      Thank you.

  2. Masks. And now you can get them to reflect your favorite sports team. If you have a favorite sports team.

    As my dad used to say, “Somebody can always make a buck from someone else’s misfortune.”

    Mark, I appreciate you including Einstein’s definition of God, a concept I’ve struggled with on and off my entire life. But when you/he put it this way – “incomprehensible universe” – I have to nod and say “Of course!”

    Time for me to put the mask du jour on and walk around the block.

    • Jeff, I spoke with my son, Sean, yesterday. He and his family live in Raleigh and are huge fans of the Carolina Hurricanes. When Sean tried to order masks for the four of them, they were sold out. So, he settled for the Hartford Whalers, which is what the team was before its move south.

      I’ve struggled with my own definition of God, especially after — as a 28-year-old ostensible Irish Catholic who’d struggled with his faith since childhood — I was introduced to Joseph Campbell. I ended up being comforted by the notion that if all peoples, across all time, culture, and geography, had explained themselves and their being in the world by the fundamentally same story, there had to be SOMETHING going on. Einstein’s definition fit the bill.

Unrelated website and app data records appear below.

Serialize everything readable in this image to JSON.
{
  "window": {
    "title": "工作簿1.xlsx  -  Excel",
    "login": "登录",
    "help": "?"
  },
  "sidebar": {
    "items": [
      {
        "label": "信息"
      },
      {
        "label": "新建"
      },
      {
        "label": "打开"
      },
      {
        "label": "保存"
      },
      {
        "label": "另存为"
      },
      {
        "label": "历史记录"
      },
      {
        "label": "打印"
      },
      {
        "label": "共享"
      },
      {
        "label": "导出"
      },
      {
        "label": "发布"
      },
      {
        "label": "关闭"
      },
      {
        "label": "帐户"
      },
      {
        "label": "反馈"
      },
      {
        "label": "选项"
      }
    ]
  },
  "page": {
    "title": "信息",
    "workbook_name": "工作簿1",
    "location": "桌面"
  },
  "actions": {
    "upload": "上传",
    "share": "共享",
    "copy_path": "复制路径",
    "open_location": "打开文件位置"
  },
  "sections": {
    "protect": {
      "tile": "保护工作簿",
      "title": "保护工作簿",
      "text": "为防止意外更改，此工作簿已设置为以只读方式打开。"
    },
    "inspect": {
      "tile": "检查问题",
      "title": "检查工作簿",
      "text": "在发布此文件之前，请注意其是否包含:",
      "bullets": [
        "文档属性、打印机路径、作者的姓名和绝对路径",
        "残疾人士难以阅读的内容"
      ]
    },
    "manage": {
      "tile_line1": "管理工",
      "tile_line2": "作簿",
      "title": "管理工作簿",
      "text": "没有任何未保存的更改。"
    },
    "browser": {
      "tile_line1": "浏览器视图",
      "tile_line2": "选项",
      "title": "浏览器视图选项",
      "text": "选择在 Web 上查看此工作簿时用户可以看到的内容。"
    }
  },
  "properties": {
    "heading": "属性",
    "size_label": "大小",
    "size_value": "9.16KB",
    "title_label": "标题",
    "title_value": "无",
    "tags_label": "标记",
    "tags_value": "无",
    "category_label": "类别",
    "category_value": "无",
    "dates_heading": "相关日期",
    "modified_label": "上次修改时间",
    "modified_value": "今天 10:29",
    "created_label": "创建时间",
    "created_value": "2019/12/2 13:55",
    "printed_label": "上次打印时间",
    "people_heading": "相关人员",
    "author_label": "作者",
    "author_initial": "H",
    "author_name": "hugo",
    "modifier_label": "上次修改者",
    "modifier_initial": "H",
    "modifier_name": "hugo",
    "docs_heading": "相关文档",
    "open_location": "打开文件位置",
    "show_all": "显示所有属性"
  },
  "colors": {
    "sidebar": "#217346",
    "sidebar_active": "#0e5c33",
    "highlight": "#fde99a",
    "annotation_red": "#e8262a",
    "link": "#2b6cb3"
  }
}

      I hope you didn’t encounter anything terribly incomprehensible during your masked walk.

      Thank you for sharing your thoughts.

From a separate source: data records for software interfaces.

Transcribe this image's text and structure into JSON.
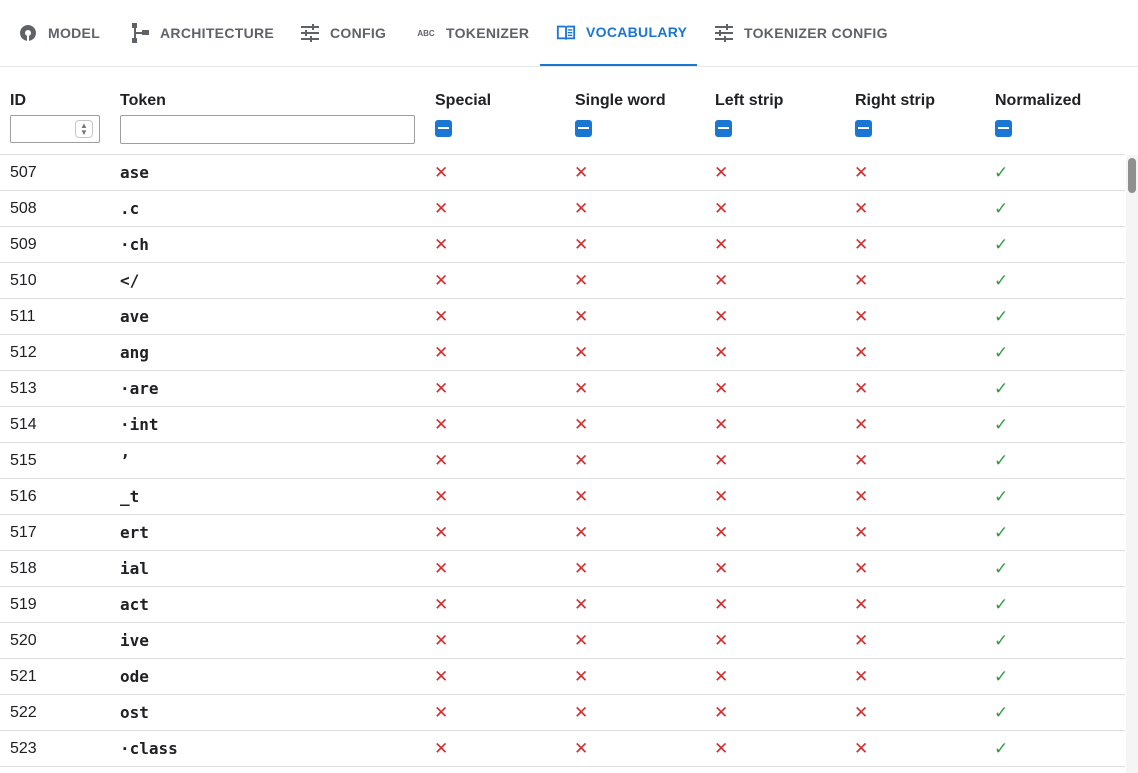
{
  "tabs": [
    {
      "label": "MODEL",
      "icon": "model-icon"
    },
    {
      "label": "ARCHITECTURE",
      "icon": "architecture-icon"
    },
    {
      "label": "CONFIG",
      "icon": "sliders-icon"
    },
    {
      "label": "TOKENIZER",
      "icon": "abc-icon"
    },
    {
      "label": "VOCABULARY",
      "icon": "book-icon",
      "active": true
    },
    {
      "label": "TOKENIZER CONFIG",
      "icon": "sliders-icon"
    }
  ],
  "columns": {
    "id": "ID",
    "token": "Token",
    "special": "Special",
    "single_word": "Single word",
    "left_strip": "Left strip",
    "right_strip": "Right strip",
    "normalized": "Normalized"
  },
  "filters": {
    "id_value": "",
    "token_value": ""
  },
  "symbols": {
    "no": "✕",
    "yes": "✓"
  },
  "colors": {
    "accent": "#1976d2",
    "no": "#d32f2f",
    "yes": "#2e9e3e"
  },
  "rows": [
    {
      "id": "507",
      "token": "ase",
      "special": "no",
      "single_word": "no",
      "left_strip": "no",
      "right_strip": "no",
      "normalized": "yes"
    },
    {
      "id": "508",
      "token": ".c",
      "special": "no",
      "single_word": "no",
      "left_strip": "no",
      "right_strip": "no",
      "normalized": "yes"
    },
    {
      "id": "509",
      "token": "·ch",
      "special": "no",
      "single_word": "no",
      "left_strip": "no",
      "right_strip": "no",
      "normalized": "yes"
    },
    {
      "id": "510",
      "token": "</",
      "special": "no",
      "single_word": "no",
      "left_strip": "no",
      "right_strip": "no",
      "normalized": "yes"
    },
    {
      "id": "511",
      "token": "ave",
      "special": "no",
      "single_word": "no",
      "left_strip": "no",
      "right_strip": "no",
      "normalized": "yes"
    },
    {
      "id": "512",
      "token": "ang",
      "special": "no",
      "single_word": "no",
      "left_strip": "no",
      "right_strip": "no",
      "normalized": "yes"
    },
    {
      "id": "513",
      "token": "·are",
      "special": "no",
      "single_word": "no",
      "left_strip": "no",
      "right_strip": "no",
      "normalized": "yes"
    },
    {
      "id": "514",
      "token": "·int",
      "special": "no",
      "single_word": "no",
      "left_strip": "no",
      "right_strip": "no",
      "normalized": "yes"
    },
    {
      "id": "515",
      "token": "’",
      "special": "no",
      "single_word": "no",
      "left_strip": "no",
      "right_strip": "no",
      "normalized": "yes"
    },
    {
      "id": "516",
      "token": "_t",
      "special": "no",
      "single_word": "no",
      "left_strip": "no",
      "right_strip": "no",
      "normalized": "yes"
    },
    {
      "id": "517",
      "token": "ert",
      "special": "no",
      "single_word": "no",
      "left_strip": "no",
      "right_strip": "no",
      "normalized": "yes"
    },
    {
      "id": "518",
      "token": "ial",
      "special": "no",
      "single_word": "no",
      "left_strip": "no",
      "right_strip": "no",
      "normalized": "yes"
    },
    {
      "id": "519",
      "token": "act",
      "special": "no",
      "single_word": "no",
      "left_strip": "no",
      "right_strip": "no",
      "normalized": "yes"
    },
    {
      "id": "520",
      "token": "ive",
      "special": "no",
      "single_word": "no",
      "left_strip": "no",
      "right_strip": "no",
      "normalized": "yes"
    },
    {
      "id": "521",
      "token": "ode",
      "special": "no",
      "single_word": "no",
      "left_strip": "no",
      "right_strip": "no",
      "normalized": "yes"
    },
    {
      "id": "522",
      "token": "ost",
      "special": "no",
      "single_word": "no",
      "left_strip": "no",
      "right_strip": "no",
      "normalized": "yes"
    },
    {
      "id": "523",
      "token": "·class",
      "special": "no",
      "single_word": "no",
      "left_strip": "no",
      "right_strip": "no",
      "normalized": "yes"
    }
  ]
}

  3. Mark, Albert Einstein few people know was influenced by Torah! His biggest fears were that his family would not make it out of Germany before the cursed Nazis could capture them. I would not pretend to know if G-d has a sense of humor or not nor would I make a statement like that. Humor is a great medicine wherever it can be found. Let us hope and pray this is all over soon. Thank you, Mark, for sharing your article. I hope you are safe and well.

    • I did not know those things about Albert Einstein, Joel. Thank you for telling me. If you’re ever up for a relatively light, quirky, and amusing read, I recommend this book:

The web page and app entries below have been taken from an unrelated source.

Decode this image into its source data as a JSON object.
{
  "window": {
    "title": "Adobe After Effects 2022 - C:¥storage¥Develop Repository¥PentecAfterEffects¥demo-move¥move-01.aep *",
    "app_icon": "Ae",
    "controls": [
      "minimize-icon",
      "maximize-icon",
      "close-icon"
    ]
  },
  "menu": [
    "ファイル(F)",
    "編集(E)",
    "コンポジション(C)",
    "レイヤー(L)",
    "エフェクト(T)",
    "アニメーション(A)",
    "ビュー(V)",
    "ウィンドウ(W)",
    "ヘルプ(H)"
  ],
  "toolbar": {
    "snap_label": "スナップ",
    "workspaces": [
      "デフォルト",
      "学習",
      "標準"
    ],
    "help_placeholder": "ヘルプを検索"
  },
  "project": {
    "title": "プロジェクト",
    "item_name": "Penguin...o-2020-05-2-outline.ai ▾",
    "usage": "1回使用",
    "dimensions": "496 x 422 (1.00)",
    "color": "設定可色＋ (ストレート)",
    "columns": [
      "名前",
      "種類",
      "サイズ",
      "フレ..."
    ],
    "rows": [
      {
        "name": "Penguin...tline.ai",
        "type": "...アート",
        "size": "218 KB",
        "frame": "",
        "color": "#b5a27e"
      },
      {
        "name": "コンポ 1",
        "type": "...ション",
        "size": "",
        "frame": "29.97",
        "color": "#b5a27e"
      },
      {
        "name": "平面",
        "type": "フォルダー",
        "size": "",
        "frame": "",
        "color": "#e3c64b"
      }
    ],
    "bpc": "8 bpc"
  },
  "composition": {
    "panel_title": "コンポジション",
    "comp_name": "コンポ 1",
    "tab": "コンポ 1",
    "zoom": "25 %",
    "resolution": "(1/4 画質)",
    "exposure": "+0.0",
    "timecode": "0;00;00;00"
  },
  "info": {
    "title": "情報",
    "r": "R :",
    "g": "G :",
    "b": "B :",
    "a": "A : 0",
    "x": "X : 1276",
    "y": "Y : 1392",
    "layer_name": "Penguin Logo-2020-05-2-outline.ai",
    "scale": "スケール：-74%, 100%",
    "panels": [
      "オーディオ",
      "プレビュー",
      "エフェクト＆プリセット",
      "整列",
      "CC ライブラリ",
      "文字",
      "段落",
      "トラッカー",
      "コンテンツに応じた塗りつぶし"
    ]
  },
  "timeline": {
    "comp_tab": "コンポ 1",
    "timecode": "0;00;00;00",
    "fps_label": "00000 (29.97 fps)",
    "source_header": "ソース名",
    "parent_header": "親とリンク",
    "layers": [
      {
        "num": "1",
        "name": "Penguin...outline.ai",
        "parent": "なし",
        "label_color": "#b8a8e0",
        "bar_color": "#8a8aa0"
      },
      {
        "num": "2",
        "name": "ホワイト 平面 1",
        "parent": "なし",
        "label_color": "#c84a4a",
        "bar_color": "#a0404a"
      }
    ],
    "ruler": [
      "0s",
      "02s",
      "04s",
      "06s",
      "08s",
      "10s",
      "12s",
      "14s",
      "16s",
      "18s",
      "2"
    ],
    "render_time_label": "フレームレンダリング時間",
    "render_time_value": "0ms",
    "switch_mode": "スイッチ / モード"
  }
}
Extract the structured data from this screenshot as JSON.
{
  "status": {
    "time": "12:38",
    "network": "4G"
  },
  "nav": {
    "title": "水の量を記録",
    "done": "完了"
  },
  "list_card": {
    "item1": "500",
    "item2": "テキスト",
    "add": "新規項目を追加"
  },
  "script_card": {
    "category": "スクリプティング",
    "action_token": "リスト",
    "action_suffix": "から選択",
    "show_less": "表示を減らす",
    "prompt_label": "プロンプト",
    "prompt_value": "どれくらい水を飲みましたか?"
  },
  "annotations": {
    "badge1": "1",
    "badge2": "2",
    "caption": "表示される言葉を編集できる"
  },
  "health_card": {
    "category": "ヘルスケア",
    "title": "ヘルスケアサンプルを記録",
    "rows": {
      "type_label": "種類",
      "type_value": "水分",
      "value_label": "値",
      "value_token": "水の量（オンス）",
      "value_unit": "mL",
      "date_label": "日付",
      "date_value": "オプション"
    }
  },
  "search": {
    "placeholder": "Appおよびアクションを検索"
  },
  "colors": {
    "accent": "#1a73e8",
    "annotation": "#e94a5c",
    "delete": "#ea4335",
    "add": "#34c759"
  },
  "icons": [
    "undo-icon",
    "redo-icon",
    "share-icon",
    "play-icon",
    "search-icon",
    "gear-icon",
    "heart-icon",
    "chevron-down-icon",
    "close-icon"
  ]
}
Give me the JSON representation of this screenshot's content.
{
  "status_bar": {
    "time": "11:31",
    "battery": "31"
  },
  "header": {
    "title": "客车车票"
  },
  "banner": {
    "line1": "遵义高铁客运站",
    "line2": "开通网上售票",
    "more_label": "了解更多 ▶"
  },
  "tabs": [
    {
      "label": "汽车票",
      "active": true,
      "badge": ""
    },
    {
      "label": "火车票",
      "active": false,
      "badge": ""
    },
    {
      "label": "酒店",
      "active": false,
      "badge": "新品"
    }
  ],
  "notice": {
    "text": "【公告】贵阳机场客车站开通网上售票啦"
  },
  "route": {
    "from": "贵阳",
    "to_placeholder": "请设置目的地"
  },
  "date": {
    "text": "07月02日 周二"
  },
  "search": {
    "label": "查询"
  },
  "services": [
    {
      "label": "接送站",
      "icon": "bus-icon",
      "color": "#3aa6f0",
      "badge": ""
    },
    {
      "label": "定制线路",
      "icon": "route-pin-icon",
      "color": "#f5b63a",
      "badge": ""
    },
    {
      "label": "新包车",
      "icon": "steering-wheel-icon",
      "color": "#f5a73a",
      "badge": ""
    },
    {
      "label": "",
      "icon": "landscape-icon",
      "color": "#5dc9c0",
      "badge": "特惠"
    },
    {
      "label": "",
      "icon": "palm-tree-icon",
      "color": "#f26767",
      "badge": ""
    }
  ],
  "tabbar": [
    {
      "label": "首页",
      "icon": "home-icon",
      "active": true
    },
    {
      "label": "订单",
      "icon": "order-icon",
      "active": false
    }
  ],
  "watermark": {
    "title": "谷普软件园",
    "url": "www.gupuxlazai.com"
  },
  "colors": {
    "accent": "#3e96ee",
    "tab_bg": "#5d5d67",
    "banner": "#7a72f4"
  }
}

      It’s a true story. I consider it to be a latter-day version of Jack Kerouac’s On the Road.

      Thank you for your comments, my friend. I hope you, too, are safe and healthy.

    • Mark, you probably would not believe how long it has been since I read a book. The last book I read was Death Of A Rebel which was a book written by Mac Elliott about the sad tragic life of singer, songwriter, activist who was and is my favorite folksinger. Phil like so many in his genre wrote many humorous songs. For years I never really knew anything about Albert Einstein except for his Theory Of Relativity which I still have no clue about. The only other thing I knew was that Albert Einstein was the name of a research hospital in the Bronx where my father (of blessed memory) did a lot of work for different doctors. It wasn’t until much later in life I found out about the other part of him which very few people knew about. Yes, my wife and I are safe and well. Due to various symptoms, I was tested at home last Sunday for the Coronavirus. On Wednesday I got the news that I had tested negative. To me, that was a true gift from G-d. I hope Mark you will keep writing.

    • Thank you, Darlene. I couldn’t agree more. And if we don’t or can’t laugh at ourselves, we’re squandering God’s generosity. I’m so happy you appreciated this piece.